I am compelled to watch Ken Shamrock vs. Kimbo Slice.

I shouldn’t be and it’s wrong that I am. But I have to.

I actually saw Shamrock fight live once – his trilogy fight against Tito Ortiz, and that loss should have been his last foray into MMA action. And if memory serves me correctly, it was all but agreed by Shamrock and everyone on the inside that, yes, he would be done after that fight. Shamrock certainly acted that night like that was it for him. I still vividly remember him blowing kisses to the crowd when he got in the cage – a hello, thank you, and goodbye all in one.

That was 2006. Shamrock seemingly unretired two years later for a fight in England. And he lost in three minutes, his sixth straight setback via knockout. A little less than a year later, now February 2009, Shamrock came back again and won, albeit against human blob Ross Clifton. Fast-forward once more, 18 months, and Shamrock came out of the mist to fight fellow legend Pedro Rizzo. Three and a half minutes in, Rizzo dusted his foe. Shamrock fought two more times in 2010, somehow needing a full 15 minutes to take a decision from a sloth named Johnathan Ivey, and then suffering the ninth knockout loss of his career in falling to Mike Bourke in two minutes. Bourke, for the record, hasn’t fought since beating Shamrock and his career log reads 10-16.

Like nearly every single combat sports athlete I’ve ever met or dealt with, they don’t want to go out “that way.” They don’t want to be remembered for losing, and definitely don’t want to exit stage left flat on their back or in disgrace.

Shamrock, one of my first ever interviews in MMA, shouldn’t be fighting anymore. He’s still in magnificent physical condition, at least outwardly, and we probably won’t get any idea of his cardio against Slice, who is not exactly known for A) a great gas tank himself, and B) needing more than a minute or two in his own fights.

Should a commission step in and not allow Shamrock to fight? It’s certainly worth consideration. He’s 51 and without a notable win since 2004 against Kimo Leopoldo. He hasn’t even fought in five years. If Ken doesn’t care about Ken, shouldn’t somebody say something?

Should Bellator be allowing him to fight? They’re getting much more than the usual level of coverage for this “overdue” fight so why would they turn it down? Business is business.

But Bellator shouldn’t want to do this fight. They shouldn’t want to have this bout featured on Spike. No one should care that Shamrock, or for that matter Slice, is fighting anymore. Yet Bellator falls back on needing a fight, a rematch of sorts … from 2008. Figure that out. How desperate to sell your product can you be? And what does this say to your current talent pool, although that point brings up the whole other issue of why this company seems compelled to sign almost every UFC cut instead of focusing on building their own lineup and being recognized for developing the next wave.

I don’t want to watch this fight.

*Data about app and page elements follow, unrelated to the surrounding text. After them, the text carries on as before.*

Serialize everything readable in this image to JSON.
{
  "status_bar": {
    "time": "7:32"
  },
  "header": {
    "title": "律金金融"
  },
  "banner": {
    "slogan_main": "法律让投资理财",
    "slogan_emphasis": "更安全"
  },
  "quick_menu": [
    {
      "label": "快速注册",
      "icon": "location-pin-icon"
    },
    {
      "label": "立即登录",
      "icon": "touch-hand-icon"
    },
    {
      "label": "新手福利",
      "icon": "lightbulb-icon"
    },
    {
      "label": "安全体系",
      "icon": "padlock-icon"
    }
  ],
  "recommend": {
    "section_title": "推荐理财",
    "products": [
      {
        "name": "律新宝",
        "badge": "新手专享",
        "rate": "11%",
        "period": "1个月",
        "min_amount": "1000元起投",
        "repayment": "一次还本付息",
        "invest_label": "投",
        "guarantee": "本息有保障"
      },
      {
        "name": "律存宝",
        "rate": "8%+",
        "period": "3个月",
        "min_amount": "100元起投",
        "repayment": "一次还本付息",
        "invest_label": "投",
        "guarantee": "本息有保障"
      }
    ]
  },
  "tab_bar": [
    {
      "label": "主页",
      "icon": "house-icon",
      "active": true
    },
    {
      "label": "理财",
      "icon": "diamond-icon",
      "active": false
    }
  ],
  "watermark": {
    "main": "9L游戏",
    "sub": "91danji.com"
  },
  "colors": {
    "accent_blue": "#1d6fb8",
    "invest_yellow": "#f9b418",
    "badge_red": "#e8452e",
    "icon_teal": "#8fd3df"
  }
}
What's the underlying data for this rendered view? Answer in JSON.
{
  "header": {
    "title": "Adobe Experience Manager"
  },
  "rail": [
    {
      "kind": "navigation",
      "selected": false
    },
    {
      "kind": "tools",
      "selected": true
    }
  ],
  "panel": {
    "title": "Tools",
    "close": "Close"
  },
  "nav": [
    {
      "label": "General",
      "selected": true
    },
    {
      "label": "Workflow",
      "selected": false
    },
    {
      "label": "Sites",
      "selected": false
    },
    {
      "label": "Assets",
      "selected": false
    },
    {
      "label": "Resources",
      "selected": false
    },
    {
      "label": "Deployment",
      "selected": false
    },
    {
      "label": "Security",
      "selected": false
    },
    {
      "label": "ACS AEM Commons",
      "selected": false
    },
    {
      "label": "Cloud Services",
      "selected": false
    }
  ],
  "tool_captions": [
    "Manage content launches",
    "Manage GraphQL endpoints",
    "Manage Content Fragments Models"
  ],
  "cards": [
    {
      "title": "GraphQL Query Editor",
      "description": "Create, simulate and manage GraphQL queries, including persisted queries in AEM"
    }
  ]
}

I fear this is the kind of fight that could have serious repercussions on the sport of MMA. No one, not any writer, promoter, fighter, or fan would ever want a dramatic health emergency to happen in the ring or cage but this is the kind of fight that something like that could happen. It’s the kind of fight where you find a guy on the floor in the shower afterwards. It’s happened before, predominantly in boxing, and it leaves deep scars on everyone involved. If you don’t believe that, watch the extraordinary documentary that ESPN put together on Ray “Boom Boom” Mancini and his fateful night in the ring against Kim Duk-koo.

I’ll watch Shamrock vs. Slice. I’ll watch not because I’m expecting anything tremendously exciting to happen. Either Shamrock will catch Slice in a submission a la Couture vs. Tony, or Slice will KO Shamrock with a couple big punches. Worst case (well not worst, but bad for the fans) will be a three-round snoozer.

I’m feeling more compelled to watch because of what might happen. I don’t want to feel like a ghoul waiting for tragedy. But this could go very wrong.



About The Author

Scott Zerr
Staff Writer

Scott joins The MMA Corner having spent the last 14 years in mixed martial arts as Director of Media & Fighter Relations for the Maximum Fighting Championship. He will provide The MMA Corner with insight on breaking news in the sport, plus an insider's perspective on business developments, matchmaking, fighter signings, and much more. In addition to his longtime work in MMA, Scott was a sports reporter before moving into media relations and marketing. After growing up and working in Edmonton, Alberta, Scott has since moved to Bakersfield, California to be with his wife Christina (an avid fight fan, thank goodness) and kids.